Filter the entries down to the lines containing "新的聊天", and copy those lines.
╭─ Recorded data
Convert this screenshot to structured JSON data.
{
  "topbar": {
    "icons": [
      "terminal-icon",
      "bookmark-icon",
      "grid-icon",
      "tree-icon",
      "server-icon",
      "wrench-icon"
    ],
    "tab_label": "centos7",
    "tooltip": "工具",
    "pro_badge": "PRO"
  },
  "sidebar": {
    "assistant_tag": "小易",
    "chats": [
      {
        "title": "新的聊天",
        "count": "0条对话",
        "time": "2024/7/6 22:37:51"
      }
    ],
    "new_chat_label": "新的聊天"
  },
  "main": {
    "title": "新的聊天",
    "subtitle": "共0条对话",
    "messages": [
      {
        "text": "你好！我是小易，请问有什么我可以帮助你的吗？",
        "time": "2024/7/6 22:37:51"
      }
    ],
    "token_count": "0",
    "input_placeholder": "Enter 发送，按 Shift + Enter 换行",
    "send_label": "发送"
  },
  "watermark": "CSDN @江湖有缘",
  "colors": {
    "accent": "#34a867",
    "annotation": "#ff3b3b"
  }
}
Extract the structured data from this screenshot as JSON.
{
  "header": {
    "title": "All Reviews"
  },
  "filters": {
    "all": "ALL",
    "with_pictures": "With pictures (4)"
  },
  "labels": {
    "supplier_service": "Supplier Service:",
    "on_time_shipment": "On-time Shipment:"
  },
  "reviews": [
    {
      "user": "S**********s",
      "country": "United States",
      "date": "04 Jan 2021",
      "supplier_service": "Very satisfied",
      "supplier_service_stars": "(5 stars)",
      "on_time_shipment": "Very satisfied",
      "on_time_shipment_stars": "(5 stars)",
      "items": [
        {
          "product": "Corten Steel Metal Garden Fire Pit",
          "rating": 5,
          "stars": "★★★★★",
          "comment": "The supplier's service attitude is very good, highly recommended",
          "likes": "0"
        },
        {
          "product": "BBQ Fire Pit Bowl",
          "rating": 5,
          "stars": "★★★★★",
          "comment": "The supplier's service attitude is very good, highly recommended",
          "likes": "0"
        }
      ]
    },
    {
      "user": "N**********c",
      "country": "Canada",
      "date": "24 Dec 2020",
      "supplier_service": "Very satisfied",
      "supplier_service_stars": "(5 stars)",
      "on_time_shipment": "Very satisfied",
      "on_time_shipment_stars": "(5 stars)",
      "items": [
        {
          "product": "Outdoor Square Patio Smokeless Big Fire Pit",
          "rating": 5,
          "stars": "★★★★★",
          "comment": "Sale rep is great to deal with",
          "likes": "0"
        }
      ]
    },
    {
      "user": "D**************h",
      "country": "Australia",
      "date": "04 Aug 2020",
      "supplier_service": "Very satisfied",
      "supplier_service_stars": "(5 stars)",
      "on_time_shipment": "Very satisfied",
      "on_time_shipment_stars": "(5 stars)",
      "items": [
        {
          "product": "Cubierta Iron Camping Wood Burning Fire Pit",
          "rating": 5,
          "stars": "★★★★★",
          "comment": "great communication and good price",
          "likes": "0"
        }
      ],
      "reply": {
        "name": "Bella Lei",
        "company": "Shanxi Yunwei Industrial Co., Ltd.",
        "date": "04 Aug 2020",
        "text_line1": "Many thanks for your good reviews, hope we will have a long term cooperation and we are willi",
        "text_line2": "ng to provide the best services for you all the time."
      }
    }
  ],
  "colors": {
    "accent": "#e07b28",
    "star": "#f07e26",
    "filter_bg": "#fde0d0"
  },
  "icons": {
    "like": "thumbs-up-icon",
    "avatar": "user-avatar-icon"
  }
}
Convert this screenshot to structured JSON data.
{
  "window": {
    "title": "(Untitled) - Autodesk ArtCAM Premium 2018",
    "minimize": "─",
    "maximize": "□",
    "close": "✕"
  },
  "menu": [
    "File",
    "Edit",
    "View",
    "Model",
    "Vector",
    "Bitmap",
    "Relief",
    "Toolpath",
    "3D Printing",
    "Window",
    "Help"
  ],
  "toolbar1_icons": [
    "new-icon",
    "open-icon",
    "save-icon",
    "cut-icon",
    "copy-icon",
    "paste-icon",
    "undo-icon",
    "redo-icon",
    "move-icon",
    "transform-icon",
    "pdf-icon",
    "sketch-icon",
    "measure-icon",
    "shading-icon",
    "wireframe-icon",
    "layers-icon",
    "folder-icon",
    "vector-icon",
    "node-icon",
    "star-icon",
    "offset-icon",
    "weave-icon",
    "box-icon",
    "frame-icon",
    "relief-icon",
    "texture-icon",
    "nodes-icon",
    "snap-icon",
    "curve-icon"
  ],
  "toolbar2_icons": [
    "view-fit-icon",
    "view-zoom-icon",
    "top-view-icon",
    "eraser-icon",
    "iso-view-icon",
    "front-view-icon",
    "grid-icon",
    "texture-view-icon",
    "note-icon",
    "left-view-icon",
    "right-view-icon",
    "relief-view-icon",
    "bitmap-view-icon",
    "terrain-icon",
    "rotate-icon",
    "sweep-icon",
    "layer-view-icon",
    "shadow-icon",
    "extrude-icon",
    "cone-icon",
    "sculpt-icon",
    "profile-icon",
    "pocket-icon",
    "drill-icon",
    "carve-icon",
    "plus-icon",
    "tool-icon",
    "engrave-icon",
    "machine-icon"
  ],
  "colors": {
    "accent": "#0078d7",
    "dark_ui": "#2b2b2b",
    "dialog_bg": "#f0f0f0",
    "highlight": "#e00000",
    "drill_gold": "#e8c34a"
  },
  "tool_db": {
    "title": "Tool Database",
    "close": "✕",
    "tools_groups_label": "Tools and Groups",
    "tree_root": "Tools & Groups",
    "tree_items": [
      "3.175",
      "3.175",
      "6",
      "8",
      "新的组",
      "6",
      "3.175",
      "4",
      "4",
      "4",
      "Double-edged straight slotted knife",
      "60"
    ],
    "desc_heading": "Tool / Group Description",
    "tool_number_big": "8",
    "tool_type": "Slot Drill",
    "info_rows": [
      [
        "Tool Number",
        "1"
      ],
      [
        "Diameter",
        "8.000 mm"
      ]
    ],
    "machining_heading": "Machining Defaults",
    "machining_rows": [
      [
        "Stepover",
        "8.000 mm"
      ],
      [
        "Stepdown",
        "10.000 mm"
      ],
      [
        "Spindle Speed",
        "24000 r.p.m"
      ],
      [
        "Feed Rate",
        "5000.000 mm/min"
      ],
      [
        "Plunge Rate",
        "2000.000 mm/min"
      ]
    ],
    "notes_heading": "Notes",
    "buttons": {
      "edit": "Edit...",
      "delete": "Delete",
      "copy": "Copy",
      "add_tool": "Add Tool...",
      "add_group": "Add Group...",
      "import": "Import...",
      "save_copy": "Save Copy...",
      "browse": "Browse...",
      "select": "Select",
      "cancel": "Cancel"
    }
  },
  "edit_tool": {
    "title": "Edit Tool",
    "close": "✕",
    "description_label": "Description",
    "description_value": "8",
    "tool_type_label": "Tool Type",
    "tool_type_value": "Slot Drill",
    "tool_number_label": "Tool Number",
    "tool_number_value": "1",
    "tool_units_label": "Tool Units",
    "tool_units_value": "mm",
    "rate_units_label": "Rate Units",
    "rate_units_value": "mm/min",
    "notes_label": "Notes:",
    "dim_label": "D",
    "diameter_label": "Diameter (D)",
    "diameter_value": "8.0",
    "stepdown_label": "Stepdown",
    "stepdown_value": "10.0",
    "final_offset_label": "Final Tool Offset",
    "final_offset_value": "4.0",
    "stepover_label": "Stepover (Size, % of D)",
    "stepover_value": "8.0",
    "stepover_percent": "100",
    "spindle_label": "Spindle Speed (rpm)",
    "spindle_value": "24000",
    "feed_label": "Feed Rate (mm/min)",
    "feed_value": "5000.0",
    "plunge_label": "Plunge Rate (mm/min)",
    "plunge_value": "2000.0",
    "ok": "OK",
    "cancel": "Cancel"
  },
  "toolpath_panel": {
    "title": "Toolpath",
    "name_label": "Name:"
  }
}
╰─
Response box:
        "title": "新的聊天",
    "new_chat_label": "新的聊天"
    "title": "新的聊天",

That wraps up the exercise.